_Task prompt_
The reply should be an exact repeat of the listing, with no pictures in it.

_Records to process_
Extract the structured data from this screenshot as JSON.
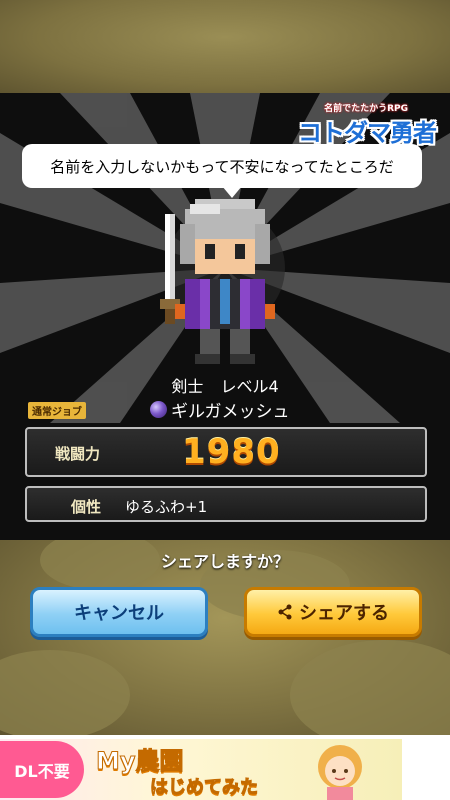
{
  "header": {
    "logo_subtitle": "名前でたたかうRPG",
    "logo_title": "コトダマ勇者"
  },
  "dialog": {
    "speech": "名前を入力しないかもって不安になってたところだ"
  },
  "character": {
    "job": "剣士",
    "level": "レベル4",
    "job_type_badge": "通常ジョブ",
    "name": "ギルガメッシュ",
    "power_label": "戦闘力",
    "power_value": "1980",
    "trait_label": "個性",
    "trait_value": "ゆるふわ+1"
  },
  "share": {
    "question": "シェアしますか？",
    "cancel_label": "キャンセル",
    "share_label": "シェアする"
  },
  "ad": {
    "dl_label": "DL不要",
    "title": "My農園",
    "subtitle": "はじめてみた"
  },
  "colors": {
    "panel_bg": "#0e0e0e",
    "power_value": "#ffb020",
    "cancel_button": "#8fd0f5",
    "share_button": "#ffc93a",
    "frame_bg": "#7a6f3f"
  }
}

_Result of the exercise_
Extract the structured data from this screenshot as JSON.
{
  "header": {
    "logo_subtitle": "名前でたたかうRPG",
    "logo_title": "コトダマ勇者"
  },
  "dialog": {
    "speech": "名前を入力しないかもって不安になってたところだ"
  },
  "character": {
    "job": "剣士",
    "level": "レベル4",
    "job_type_badge": "通常ジョブ",
    "name": "ギルガメッシュ",
    "power_label": "戦闘力",
    "power_value": "1980",
    "trait_label": "個性",
    "trait_value": "ゆるふわ+1"
  },
  "share": {
    "question": "シェアしますか？",
    "cancel_label": "キャンセル",
    "share_label": "シェアする"
  },
  "ad": {
    "dl_label": "DL不要",
    "title": "My農園",
    "subtitle": "はじめてみた"
  },
  "colors": {
    "panel_bg": "#0e0e0e",
    "power_value": "#ffb020",
    "cancel_button": "#8fd0f5",
    "share_button": "#ffc93a",
    "frame_bg": "#7a6f3f"
  }
}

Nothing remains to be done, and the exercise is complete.